How the Left’s talk of co-optation missed the real critical questions that 99% Spring offers our movements
This post originally appears on Znet
Last month, a broad alliance of organizations from across the progressive spectrum came together to train 100,000 people in nonviolent direct action in the hopes of supporting a wave of action targeting corporations and the politicians that own them. It was called 99% Spring. Some also called it “co-optation.” We call it “alliance building.”
The conversation within the movement has been fascinating, and reveals some key pitfalls that the resurgent U.S. Left might fall into if we’re not careful.
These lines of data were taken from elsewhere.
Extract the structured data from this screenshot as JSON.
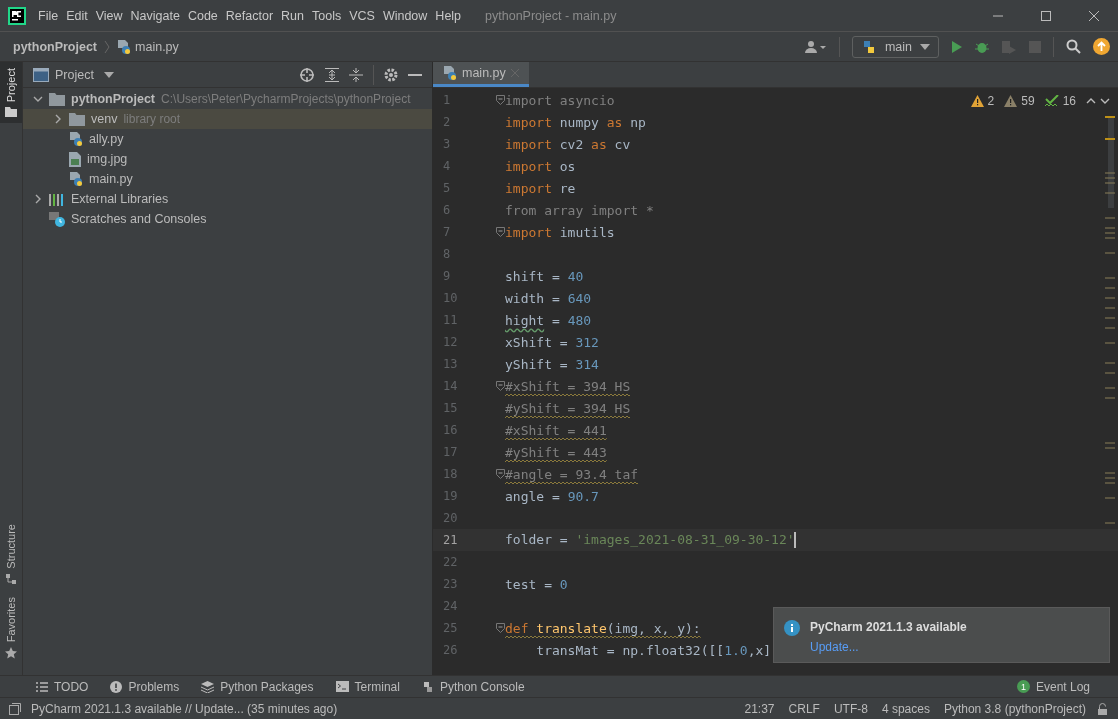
{
  "window": {
    "title": "pythonProject - main.py",
    "menu": [
      "File",
      "Edit",
      "View",
      "Navigate",
      "Code",
      "Refactor",
      "Run",
      "Tools",
      "VCS",
      "Window",
      "Help"
    ]
  },
  "navbar": {
    "breadcrumbs": [
      "pythonProject",
      "main.py"
    ],
    "run_config": "main"
  },
  "left_stripe": [
    {
      "label": "Project",
      "kind": "project",
      "selected": true
    },
    {
      "label": "Structure",
      "kind": "structure",
      "selected": false
    },
    {
      "label": "Favorites",
      "kind": "favorites",
      "selected": false
    }
  ],
  "project_panel": {
    "title": "Project",
    "tree": [
      {
        "label": "pythonProject",
        "hint": "C:\\Users\\Peter\\PycharmProjects\\pythonProject",
        "kind": "root",
        "expanded": true,
        "selected": false,
        "children": [
          {
            "label": "venv",
            "hint": "library root",
            "kind": "folder",
            "expanded": false,
            "selected": true
          },
          {
            "label": "ally.py",
            "kind": "python",
            "selected": false
          },
          {
            "label": "img.jpg",
            "kind": "image",
            "selected": false
          },
          {
            "label": "main.py",
            "kind": "python",
            "selected": false
          }
        ]
      },
      {
        "label": "External Libraries",
        "kind": "libraries",
        "expanded": false,
        "selected": false
      },
      {
        "label": "Scratches and Consoles",
        "kind": "scratches",
        "selected": false
      }
    ]
  },
  "editor": {
    "tabs": [
      {
        "label": "main.py",
        "selected": true
      }
    ],
    "inspections": [
      {
        "kind": "warning",
        "count": "2"
      },
      {
        "kind": "weak",
        "count": "59"
      },
      {
        "kind": "typo",
        "count": "16"
      }
    ],
    "lines": [
      {
        "number": "1",
        "fold": true,
        "current": false,
        "warning": false,
        "tokens": [
          {
            "kind": "unused",
            "text": "import asyncio"
          }
        ]
      },
      {
        "number": "2",
        "fold": false,
        "current": false,
        "warning": false,
        "tokens": [
          {
            "kind": "kw",
            "text": "import "
          },
          {
            "kind": "name",
            "text": "numpy "
          },
          {
            "kind": "kw",
            "text": "as "
          },
          {
            "kind": "name",
            "text": "np"
          }
        ]
      },
      {
        "number": "3",
        "fold": false,
        "current": false,
        "warning": false,
        "tokens": [
          {
            "kind": "kw",
            "text": "import "
          },
          {
            "kind": "name",
            "text": "cv2 "
          },
          {
            "kind": "kw",
            "text": "as "
          },
          {
            "kind": "name",
            "text": "cv"
          }
        ]
      },
      {
        "number": "4",
        "fold": false,
        "current": false,
        "warning": false,
        "tokens": [
          {
            "kind": "kw",
            "text": "import "
          },
          {
            "kind": "name",
            "text": "os"
          }
        ]
      },
      {
        "number": "5",
        "fold": false,
        "current": false,
        "warning": false,
        "tokens": [
          {
            "kind": "kw",
            "text": "import "
          },
          {
            "kind": "name",
            "text": "re"
          }
        ]
      },
      {
        "number": "6",
        "fold": false,
        "current": false,
        "warning": false,
        "tokens": [
          {
            "kind": "unused",
            "text": "from array import *"
          }
        ]
      },
      {
        "number": "7",
        "fold": true,
        "current": false,
        "warning": false,
        "tokens": [
          {
            "kind": "kw",
            "text": "import "
          },
          {
            "kind": "name",
            "text": "imutils"
          }
        ]
      },
      {
        "number": "8",
        "fold": false,
        "current": false,
        "warning": false
      },
      {
        "number": "9",
        "fold": false,
        "current": false,
        "warning": false,
        "tokens": [
          {
            "kind": "name",
            "text": "shift = "
          },
          {
            "kind": "num",
            "text": "40"
          }
        ]
      },
      {
        "number": "10",
        "fold": false,
        "current": false,
        "warning": false,
        "tokens": [
          {
            "kind": "name",
            "text": "width = "
          },
          {
            "kind": "num",
            "text": "640"
          }
        ]
      },
      {
        "number": "11",
        "fold": false,
        "current": false,
        "warning": false,
        "tokens": [
          {
            "kind": "typo",
            "text": "hight"
          },
          {
            "kind": "name",
            "text": " = "
          },
          {
            "kind": "num",
            "text": "480"
          }
        ]
      },
      {
        "number": "12",
        "fold": false,
        "current": false,
        "warning": false,
        "tokens": [
          {
            "kind": "name",
            "text": "xShift = "
          },
          {
            "kind": "num",
            "text": "312"
          }
        ]
      },
      {
        "number": "13",
        "fold": false,
        "current": false,
        "warning": false,
        "tokens": [
          {
            "kind": "name",
            "text": "yShift = "
          },
          {
            "kind": "num",
            "text": "314"
          }
        ]
      },
      {
        "number": "14",
        "fold": true,
        "current": false,
        "warning": true,
        "tokens": [
          {
            "kind": "comment",
            "text": "#xShift = 394 HS"
          }
        ]
      },
      {
        "number": "15",
        "fold": false,
        "current": false,
        "warning": true,
        "tokens": [
          {
            "kind": "comment",
            "text": "#yShift = 394 HS"
          }
        ]
      },
      {
        "number": "16",
        "fold": false,
        "current": false,
        "warning": true,
        "tokens": [
          {
            "kind": "comment",
            "text": "#xShift = 441"
          }
        ]
      },
      {
        "number": "17",
        "fold": false,
        "current": false,
        "warning": true,
        "tokens": [
          {
            "kind": "comment",
            "text": "#yShift = 443"
          }
        ]
      },
      {
        "number": "18",
        "fold": true,
        "current": false,
        "warning": true,
        "tokens": [
          {
            "kind": "comment",
            "text": "#angle = 93.4 taf"
          }
        ]
      },
      {
        "number": "19",
        "fold": false,
        "current": false,
        "warning": false,
        "tokens": [
          {
            "kind": "name",
            "text": "angle = "
          },
          {
            "kind": "num",
            "text": "90.7"
          }
        ]
      },
      {
        "number": "20",
        "fold": false,
        "current": false,
        "warning": false
      },
      {
        "number": "21",
        "fold": false,
        "current": true,
        "warning": false,
        "tokens": [
          {
            "kind": "name",
            "text": "folder = "
          },
          {
            "kind": "str",
            "text": "'images_2021-08-31_09-30-12'"
          }
        ]
      },
      {
        "number": "22",
        "fold": false,
        "current": false,
        "warning": false
      },
      {
        "number": "23",
        "fold": false,
        "current": false,
        "warning": false,
        "tokens": [
          {
            "kind": "name",
            "text": "test = "
          },
          {
            "kind": "num",
            "text": "0"
          }
        ]
      },
      {
        "number": "24",
        "fold": false,
        "current": false,
        "warning": false
      },
      {
        "number": "25",
        "fold": true,
        "current": false,
        "warning": true,
        "tokens": [
          {
            "kind": "kw",
            "text": "def "
          },
          {
            "kind": "func",
            "text": "translate"
          },
          {
            "kind": "name",
            "text": "(img, x, y):"
          }
        ]
      },
      {
        "number": "26",
        "fold": false,
        "current": false,
        "warning": false,
        "tokens": [
          {
            "kind": "name",
            "text": "    transMat = np.float32([["
          },
          {
            "kind": "num",
            "text": "1.0"
          },
          {
            "kind": "name",
            "text": ",x]"
          }
        ]
      }
    ]
  },
  "notification": {
    "title": "PyCharm 2021.1.3 available",
    "link": "Update..."
  },
  "tool_windows": [
    {
      "label": "TODO",
      "kind": "todo"
    },
    {
      "label": "Problems",
      "kind": "problems"
    },
    {
      "label": "Python Packages",
      "kind": "packages"
    },
    {
      "label": "Terminal",
      "kind": "terminal"
    },
    {
      "label": "Python Console",
      "kind": "console"
    }
  ],
  "event_log": {
    "label": "Event Log",
    "badge": "1"
  },
  "status_bar": {
    "message": "PyCharm 2021.1.3 available // Update... (35 minutes ago)",
    "items": [
      "21:37",
      "CRLF",
      "UTF-8",
      "4 spaces",
      "Python 3.8 (pythonProject)"
    ]
  }
}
Grassroots groups that organize primarily in working class and communities of color such as National Peoples Action and the National Domestic Workers Alliance helped lead the 99% Spring process. Despite this, the terms of the debate have almost exclusively centered on the participation and limits of MoveOn.org (as a symbol and stand-in for more moderate liberals, the institutional left, and the nonprofit industrial complex). “Are the liberals co-opting Occupy?” or “Is Occupy co-opting the liberals?” There is indeed a historical precedent of radical peoples’ movements becoming de-fanged by the status quo. And yet, too often, the historic limits of the Left in the United States has been connected to its internal tendency towards sectarianism and the politics of purity. At this moment, our own circular firing squads may be a deeper threat to the viability of our movements than “outside” groups.
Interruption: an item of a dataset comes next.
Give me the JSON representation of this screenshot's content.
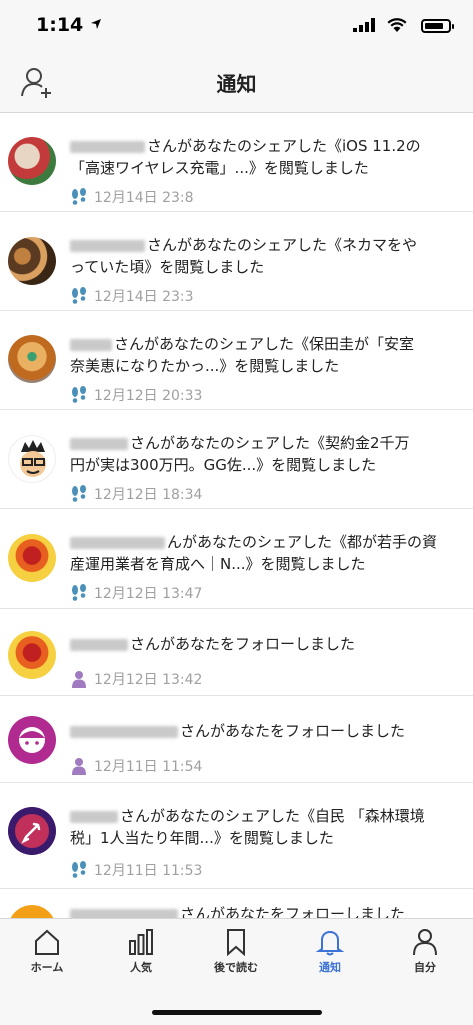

It is precisely because of our long-term work with radical grassroots movements that both of us dove into helping organize 99% Spring. We were each involved in writing the curriculum and designing the trainings. We were challenged by, and learned a lot from, the process. Our organizations (the National Domestic Workers Alliance and the Ruckus Society) are both movement groups that support frontline communities speaking and acting for themselves, and we were both part of the left wing of the 99% Spring alliance.
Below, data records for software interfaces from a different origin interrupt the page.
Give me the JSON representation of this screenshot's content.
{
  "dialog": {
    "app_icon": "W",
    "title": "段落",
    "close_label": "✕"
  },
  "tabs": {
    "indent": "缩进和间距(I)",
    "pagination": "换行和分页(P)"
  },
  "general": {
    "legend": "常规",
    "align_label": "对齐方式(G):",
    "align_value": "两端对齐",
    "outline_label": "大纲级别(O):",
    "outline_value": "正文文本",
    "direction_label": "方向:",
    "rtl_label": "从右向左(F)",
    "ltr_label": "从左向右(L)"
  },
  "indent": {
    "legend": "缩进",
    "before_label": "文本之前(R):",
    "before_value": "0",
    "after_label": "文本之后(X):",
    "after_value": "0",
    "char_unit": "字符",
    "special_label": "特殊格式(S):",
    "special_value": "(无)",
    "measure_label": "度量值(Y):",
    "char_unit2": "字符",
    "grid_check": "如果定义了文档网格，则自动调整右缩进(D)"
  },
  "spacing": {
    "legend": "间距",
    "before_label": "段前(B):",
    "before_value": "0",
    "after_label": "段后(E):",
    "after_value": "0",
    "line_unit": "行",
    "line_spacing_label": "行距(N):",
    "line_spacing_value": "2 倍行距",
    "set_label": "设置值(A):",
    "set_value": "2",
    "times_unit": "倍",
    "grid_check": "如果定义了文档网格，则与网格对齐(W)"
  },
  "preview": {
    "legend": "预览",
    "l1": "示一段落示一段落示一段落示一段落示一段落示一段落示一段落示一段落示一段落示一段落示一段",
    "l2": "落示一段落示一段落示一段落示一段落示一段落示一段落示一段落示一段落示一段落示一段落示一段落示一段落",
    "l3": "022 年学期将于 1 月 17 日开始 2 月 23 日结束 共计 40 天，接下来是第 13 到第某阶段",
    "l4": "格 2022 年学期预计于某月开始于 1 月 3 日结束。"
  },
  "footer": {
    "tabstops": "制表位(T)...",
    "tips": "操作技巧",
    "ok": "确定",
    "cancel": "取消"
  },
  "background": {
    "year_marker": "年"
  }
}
We are living in an incredible time. Occupy has helped us all re-imagine political vision and strategy. 99% Spring was a bold effort with a lot of success, real limitations, and some mistakes. We want to share our experiences from the heart of 99% Spring project to help our movements think more clearly about alliances, and some of the challenges that our political moment presents us.
At a Crossroads
We are at a crossroads as a movement. Many have been slogging away in the trenches for years, pushing against the political winds and doing the slow work of organizing to build popular power within communities hit hardest by the economic and ecological crises. It was hard work, and it moved slowly. Last fall, Occupy exploded on the scene and challenged many of our assumptions about what was possible. By offering both an inspiring political tactic (“occupy”) and a unifying frame (“We are the 99%”), the Occupy movement was able to tap into the mass anger about the crisis that had been brewing for years. Occupy showed that it was possible to have an explicitly radical message, to engage in confrontational action and still speak to millions of people in this country. It became acceptable to talk about economic inequality, corporate greed and capitalism, and that changed the context for all of our work in important ways. It was a humbling moment for many long-term organizers. It also helped reveal some of the shortcomings of the institutional left.
But now what? Like all movements, we have challenges. Most physical occupations have been evicted by the police, removing the ongoing public spaces that made us visible, and the ongoing police confrontations aren’t tapping into organic mass anger in the same way. Many of our internal challenges make it difficult to do the big-picture strategic thinking we need to envision the next steps. This offers us all a moment of experimentation and innovation. In order to engage it, we need to seriously reflect on our circumstance.